Income Levels in Georgia from 2008 to 2013
Household spending is also up. In 2008, 30% of households spent under USD 100 per month and 54% over USD 100. In 2013, only 18% of households spent under USD 100 per month and 72% spent over USD 100 per month, including 37% that spent over USD 251 per month.
Households have also had to limit their consumption of food, utilities and transportation due to budget difficulties less frequently. Electricity is the only item that appears to have remained constant with respect to households’ need to limit their consumption. There is no statistically significant difference between urban and rural households in their limiting of consumption in the mentioned areas.
Some indicators have not shifted significantly since 2008. The frequency of households borrowing money for food or utilities has not changed significantly, and the perceived relative economic condition of Georgians has notably decreased since 2008. Also, considerably more Georgians consider themselves poor or very poor relative to other Georgians than they did in 2008.
Only 19% of Georgians believe that up to USD 400 is the minimal monthly income for a normal life, yet 76% of Georgian households earn under USD 400 monthly. However, 61% of Georgians believe that their children will be financially better off at their age, against only 5% viewing their children as the same or worse off. Georgians consider education (28%), the country’s economic situation (16%), and the ability to work hard (15%) to be the three most important factors that will contribute to their children being better off. For more information on income levels in Georgia please view CRRC’s online data analysis tool.
From environmental catastrophe to violence, our world currently faces serious challenges with long-term consequences. In this context, what do people in the Caucasus consider to be the most acute problems?

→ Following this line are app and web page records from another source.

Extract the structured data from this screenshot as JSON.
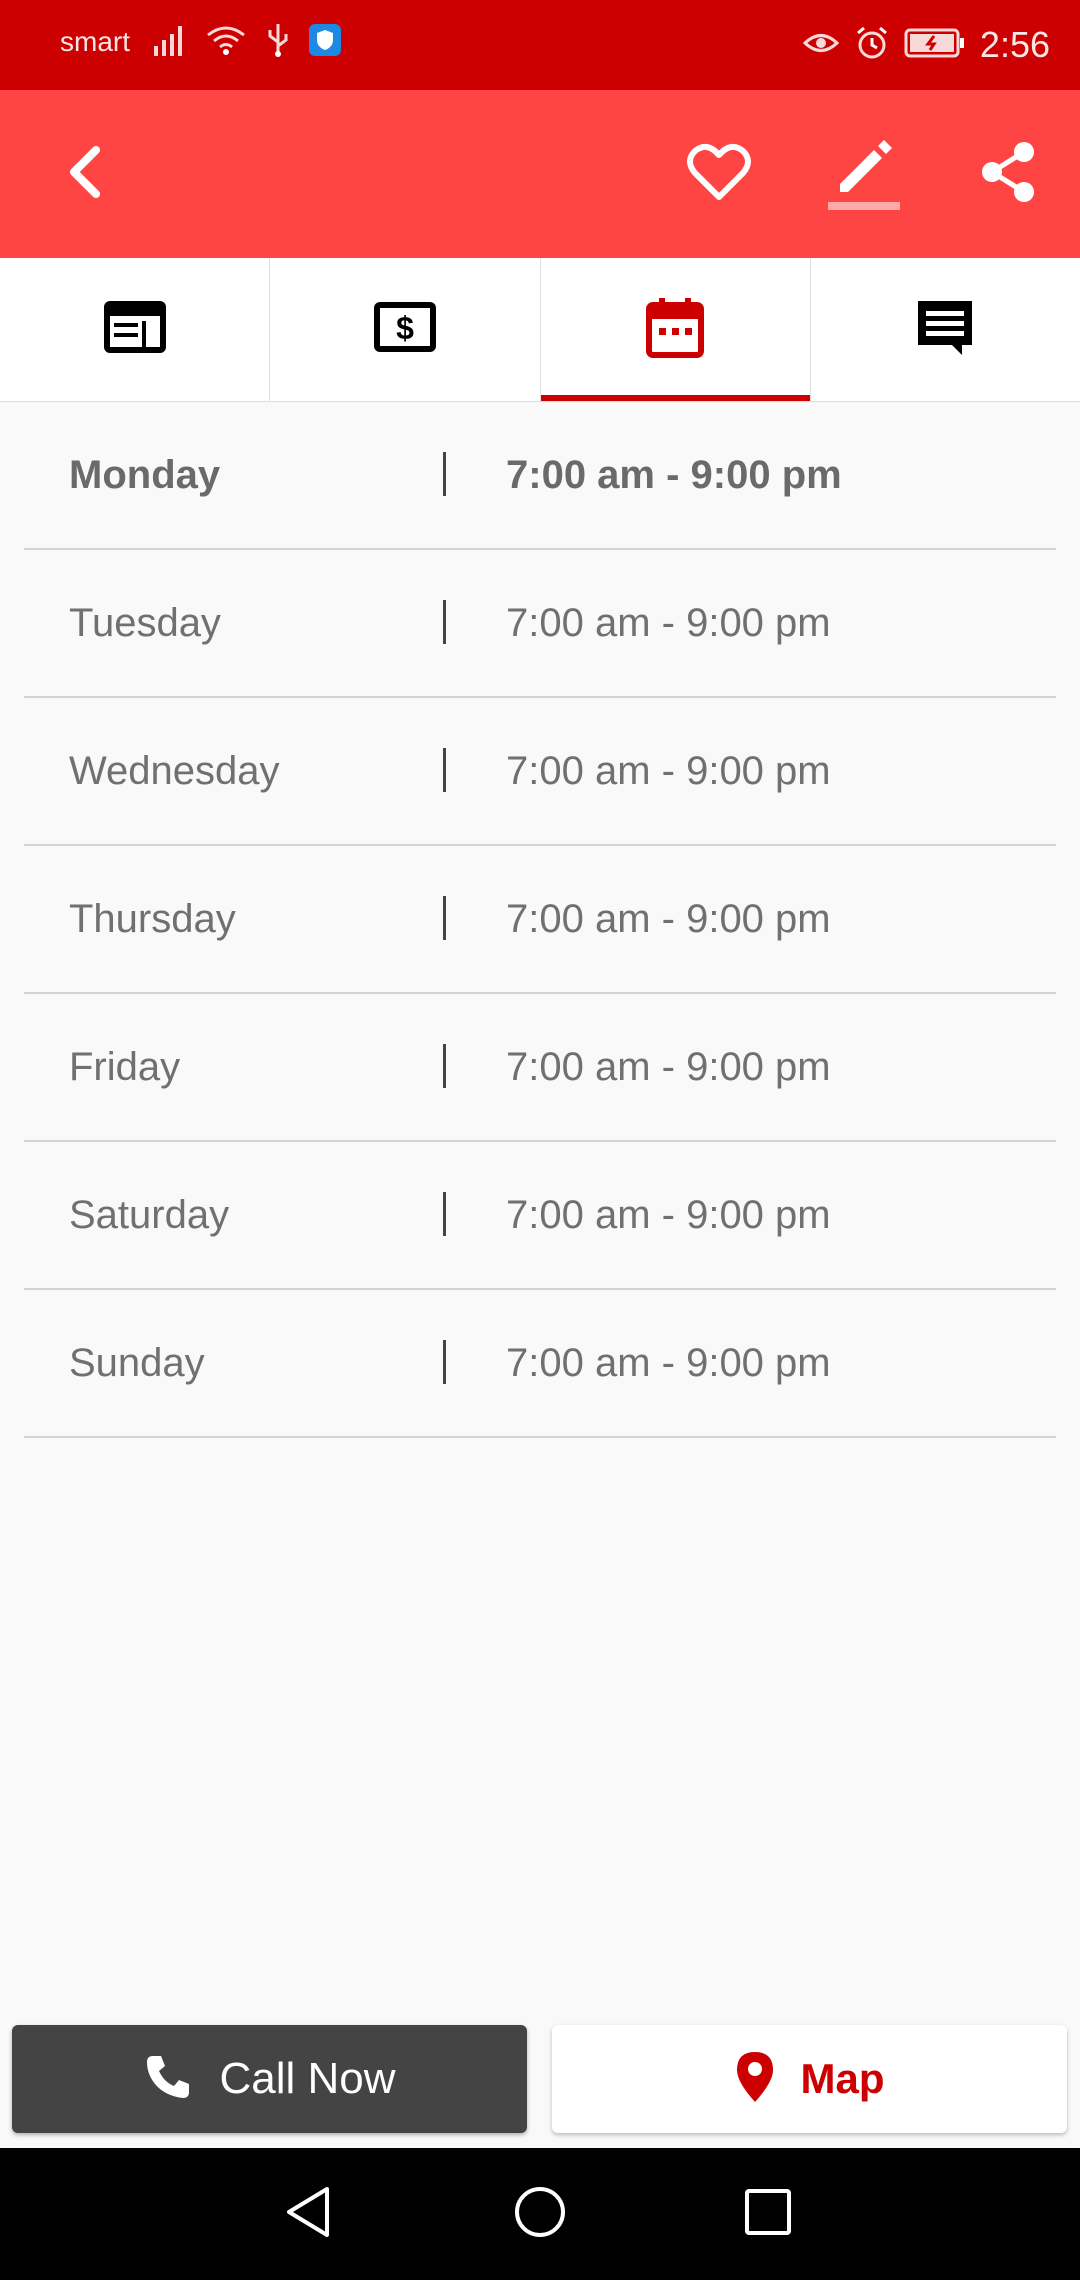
{
  "status_bar": {
    "carrier": "smart",
    "time": "2:56",
    "icons_left": [
      "signal-icon",
      "wifi-icon",
      "usb-icon",
      "shield-app-icon"
    ],
    "icons_right": [
      "eye-comfort-icon",
      "alarm-icon",
      "battery-icon"
    ]
  },
  "app_bar": {
    "actions": [
      "back-icon",
      "heart-icon",
      "edit-icon",
      "share-icon"
    ]
  },
  "tabs": {
    "items": [
      {
        "name": "overview-icon",
        "active": false
      },
      {
        "name": "price-icon",
        "active": false
      },
      {
        "name": "calendar-icon",
        "active": true
      },
      {
        "name": "comments-icon",
        "active": false
      }
    ],
    "active_color": "#cc0000"
  },
  "hours": [
    {
      "day": "Monday",
      "time": "7:00 am - 9:00 pm",
      "today": true
    },
    {
      "day": "Tuesday",
      "time": "7:00 am - 9:00 pm",
      "today": false
    },
    {
      "day": "Wednesday",
      "time": "7:00 am - 9:00 pm",
      "today": false
    },
    {
      "day": "Thursday",
      "time": "7:00 am - 9:00 pm",
      "today": false
    },
    {
      "day": "Friday",
      "time": "7:00 am - 9:00 pm",
      "today": false
    },
    {
      "day": "Saturday",
      "time": "7:00 am - 9:00 pm",
      "today": false
    },
    {
      "day": "Sunday",
      "time": "7:00 am - 9:00 pm",
      "today": false
    }
  ],
  "actions": {
    "call_label": "Call Now",
    "map_label": "Map"
  },
  "colors": {
    "status_bar": "#cc0000",
    "app_bar": "#ff4444",
    "accent": "#cc0000",
    "call_button": "#444444"
  }
}
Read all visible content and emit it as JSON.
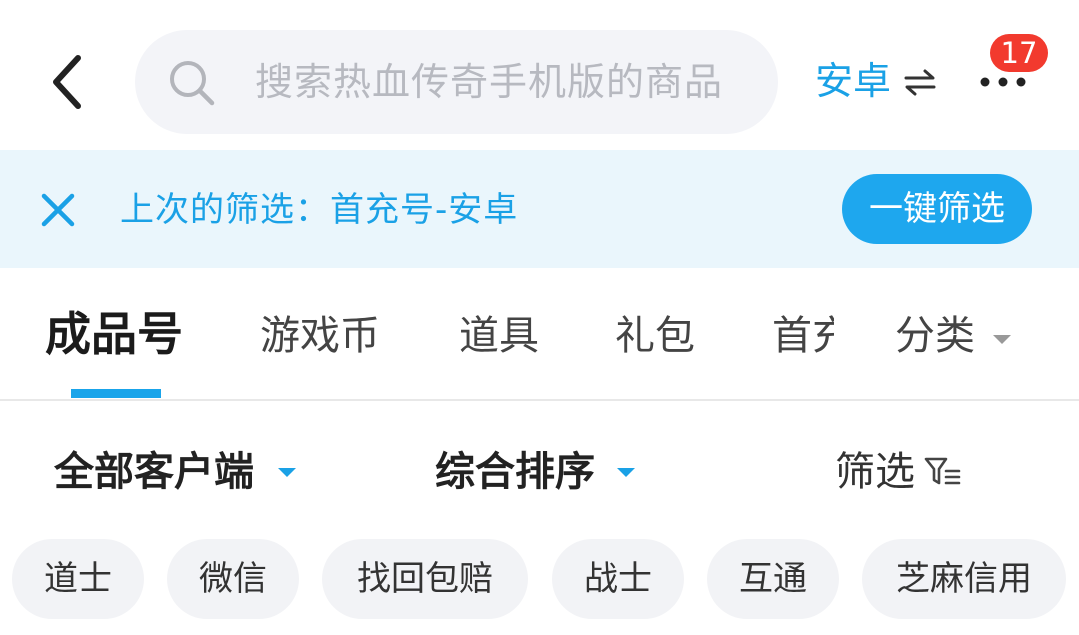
{
  "header": {
    "search_placeholder": "搜索热血传奇手机版的商品",
    "platform_label": "安卓",
    "notification_count": "17"
  },
  "filter_bar": {
    "last_filter_text": "上次的筛选：首充号-安卓",
    "one_key_button": "一键筛选"
  },
  "tabs": [
    {
      "label": "成品号",
      "active": true
    },
    {
      "label": "游戏币"
    },
    {
      "label": "道具"
    },
    {
      "label": "礼包"
    },
    {
      "label": "首充"
    },
    {
      "label": "分类"
    }
  ],
  "sort_row": {
    "client": "全部客户端",
    "sort": "综合排序",
    "filter": "筛选"
  },
  "chips": [
    "道士",
    "微信",
    "找回包赔",
    "战士",
    "互通",
    "芝麻信用"
  ],
  "colors": {
    "accent": "#1aa1e6",
    "badge": "#f23a2e",
    "filter_bar_bg": "#eaf6fc"
  }
}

During Sargsyan’s incumbency, dissatisfaction with government grew and support for protest increasedSerzh Sargsyan, formerly the President and then Prime Minister of Armenia, resigned from office on April 23rd, 2018, following 11 days of peaceful protest. Over the past 10 years, which coincide with Sargsyan’s time in office, Armenians were increasingly dissatisfied with their government. At the same time, the country witnessed growing civic engagement, with “youth-driven, social media-powered, issue-specific civic activism,” referred to as “civic initiatives”. CRRC’s Caucasus Barometer data from 2008 to 2017 reflect both these trends.
The Caucasus Barometer survey regularly asks people, “Which of the following statements do you agree with: “‘People are like children; the government should take care of them like a parent’ or ‘Government is like an employee; the people should be the bosses who control the government.’” Approximately half of the population of Georgia (52%) agreed in 2017 with the former statement and 40% with the latter. Responses to this question have fluctuated to some extent over time, but overall, attitudes are nearly equally split.
Public opinion polls suggest support for democracy is on the decline in Georgia, but does support for democracy correlate to support for liberal values?
An increasing number of Georgians view their country as ‘a democracy with major problems’, with CRRC’s Caucasus Barometer survey showing the share of people reporting this belief to have increased from 27% in 2011 to 48% in 2019.
In parallel to this growing scepticism towards the country’s democratic situation, surveys show a decline in the proportion of the population believing that democracy is preferable to any other kind of government, falling from 65% in 2011 to 49% in 2019.
As the number of new daily confirmed cases is again on the rise, we look at how people felt about the anti-coronavirus restrictions in May.
Aside from the public health situation, COVID-19 has led to rising unemployment, reduced incomes, and food insecurity in Georgia. As the number of new daily confirmed cases is again on the rise, the Caucasus Datablog takes a look at how people felt about the anti-coronavirus restrictions when they were at their height.
Gendered norms prevail in Georgian society, which often translates into deprecation of women for smoking, drinking alcohol, having pre-marital sex, and even living with a boyfriend. However, attitudes appear to be shifting.
CRRC’s Caucasus Barometer survey asked people what they thought about several such activities. The data showed that the public are least accepting of women smoking, with 80% reporting it is never acceptable at any age. Sexual relations (63%) and cohabitating with a man before marriage were also commonly thought to be never acceptable for women (60%).
While mobile phone ownership is widespread in Georgia, gaps still remain among rural, elderly, and ethnic minority populations.
Owning a mobile (cell phone) is considered so important that more widespread ownership is considered a sustainable development goal (SDG 5.b) by the United Nations.
Mobile phone ownership among households has increased significantly over the last decade. Caucasus Barometer data indicates that in 2008, two thirds of households owned a mobile phone. This has steadily increased, reaching 96% of households in 2019, the last year for which Caucasus Barometer data is available.